Computed Radiography CR
Computed radiography (CR) is used to assess internal or external corrosion/erosion losses in process piping, pressure vessels and valves. Based on it, one can estimate remaining thickness and wall losses.
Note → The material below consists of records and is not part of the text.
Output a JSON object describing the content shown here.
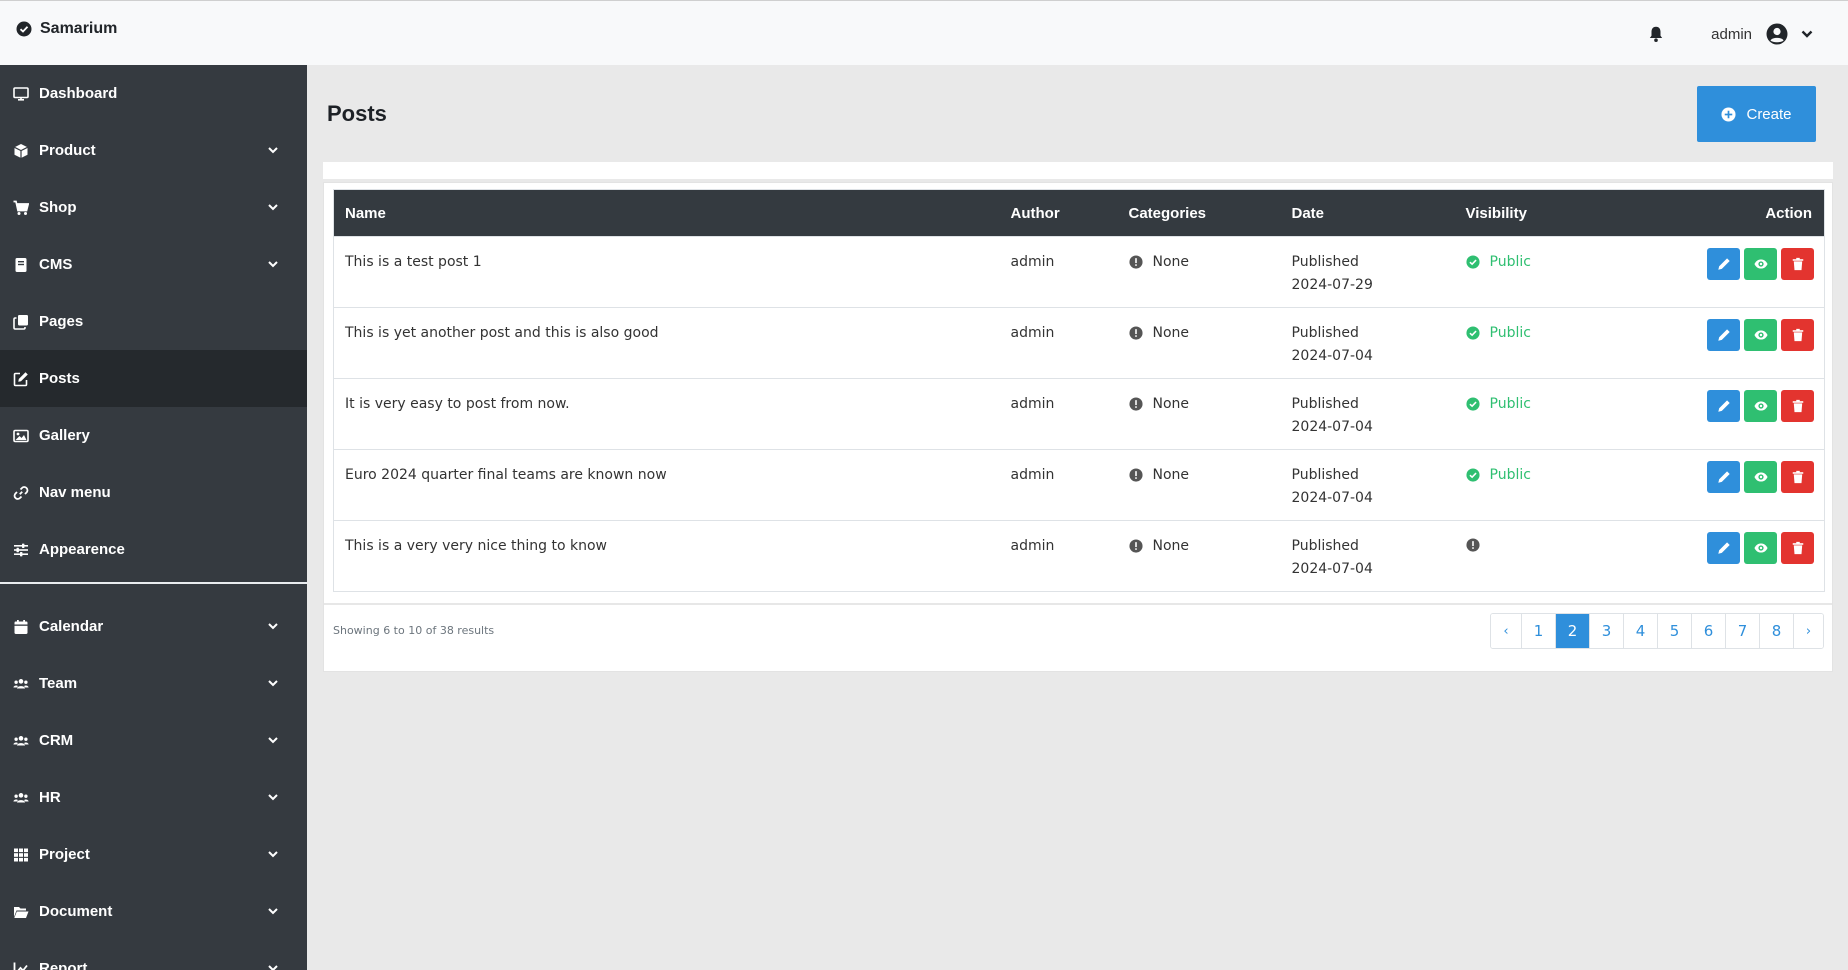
{
  "app": {
    "brand": "Samarium"
  },
  "header": {
    "user": "admin"
  },
  "sidebar": {
    "items": [
      {
        "label": "Dashboard",
        "icon": "desktop-icon",
        "chevron": false,
        "active": false
      },
      {
        "label": "Product",
        "icon": "cube-icon",
        "chevron": true,
        "active": false
      },
      {
        "label": "Shop",
        "icon": "cart-icon",
        "chevron": true,
        "active": false
      },
      {
        "label": "CMS",
        "icon": "book-icon",
        "chevron": true,
        "active": false
      },
      {
        "label": "Pages",
        "icon": "copy-icon",
        "chevron": false,
        "active": false
      },
      {
        "label": "Posts",
        "icon": "edit-icon",
        "chevron": false,
        "active": true
      },
      {
        "label": "Gallery",
        "icon": "image-icon",
        "chevron": false,
        "active": false
      },
      {
        "label": "Nav menu",
        "icon": "link-icon",
        "chevron": false,
        "active": false
      },
      {
        "label": "Appearence",
        "icon": "sliders-icon",
        "chevron": false,
        "active": false
      }
    ],
    "items2": [
      {
        "label": "Calendar",
        "icon": "calendar-icon",
        "chevron": true
      },
      {
        "label": "Team",
        "icon": "users-icon",
        "chevron": true
      },
      {
        "label": "CRM",
        "icon": "users-icon",
        "chevron": true
      },
      {
        "label": "HR",
        "icon": "users-icon",
        "chevron": true
      },
      {
        "label": "Project",
        "icon": "grid-icon",
        "chevron": true
      },
      {
        "label": "Document",
        "icon": "folder-icon",
        "chevron": true
      },
      {
        "label": "Report",
        "icon": "chart-icon",
        "chevron": true
      }
    ]
  },
  "main": {
    "title": "Posts",
    "create_label": "Create",
    "table": {
      "columns": [
        "Name",
        "Author",
        "Categories",
        "Date",
        "Visibility",
        "Action"
      ],
      "rows": [
        {
          "name": "This is a test post 1",
          "author": "admin",
          "category": "None",
          "status": "Published",
          "date": "2024-07-29",
          "visibility": "Public"
        },
        {
          "name": "This is yet another post and this is also good",
          "author": "admin",
          "category": "None",
          "status": "Published",
          "date": "2024-07-04",
          "visibility": "Public"
        },
        {
          "name": "It is very easy to post from now.",
          "author": "admin",
          "category": "None",
          "status": "Published",
          "date": "2024-07-04",
          "visibility": "Public"
        },
        {
          "name": "Euro 2024 quarter final teams are known now",
          "author": "admin",
          "category": "None",
          "status": "Published",
          "date": "2024-07-04",
          "visibility": "Public"
        },
        {
          "name": "This is a very very nice thing to know",
          "author": "admin",
          "category": "None",
          "status": "Published",
          "date": "2024-07-04",
          "visibility": ""
        }
      ]
    },
    "showing_text": "Showing 6 to 10 of 38 results",
    "pagination": {
      "prev": "‹",
      "pages": [
        "1",
        "2",
        "3",
        "4",
        "5",
        "6",
        "7",
        "8"
      ],
      "current": "2",
      "next": "›"
    }
  },
  "colors": {
    "sidebar": "#353a40",
    "primary": "#2f8fdb",
    "success": "#2fbf71",
    "danger": "#e3342f"
  }
}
The computerized images allow easy data sharing and result in significant improvements in radiographic inspection productivity as well as faster identification of defects.
- Piping for internal corrosion, for corrosion under insulation (CUI) and for localized losses (such as those which develop in sulphuric acid service)
- Valves and their internals for internal or external corrosion/erosion
- Piping and valves for build-up of products and for blocks
- Newly fabricated welds according to:
- ASME Section V for pressure vessels
- ASME B31.1 and B31.3 for piping
- API 1104 for pipelines
- For losses in boiler tubes at temperatures of the order of 662 ⁰F
- Asbestos insulated equipment and assess losses around the circumference (not only those perpendicular to the radiation source)
- In-service welds
- The images can be readily shared, e-mailed and stored electronically by anyone needing reliability information for the equipment.
- The imaging plates practically eliminate re-shots by providing a greater range over which exposures can be useful.
- Significant exposure reductions
- Reduction of exposure times from 50-70% when using IR 192
- Similar or better results are obtained when utilizing Se 75, Co60 and X-rays
- Highly reproducible
- Images on film or digitized
- Data is stored for future comparison or audit
- Radiation safety considerations are the same for CR as standard radiography
- An equipment reading station is required to scan the imaging plates
- Physical space and on-site electrical power are required to set up the equipment
- Requires access to both sides of the part
Computed radiography (CR) uses phosphor-imaging plates instead of film to store radiographic inspection results. CR imaging plates are exposed as per standard radiographic testing, but the images are laser scanned from the plates into a computer system. Using powerful software one can then analyze, manipulate, print and store the images for future review. The remaining wall thickness can then be determined for ASME code weld interpretations and wall loss evaluations.
Computed radiography can be performed on the same materials and in the same situations as standard radiography. IRISNDT uses CRxFlex, in conjunction with GE’s Rhythm software, which allows the user to acquire, review, report and archive inspection data. The DICONDE-compliant Rhythm platform also permits image enhancement and data sharing to provide significant improvements in productivity and faster identification of defect indications.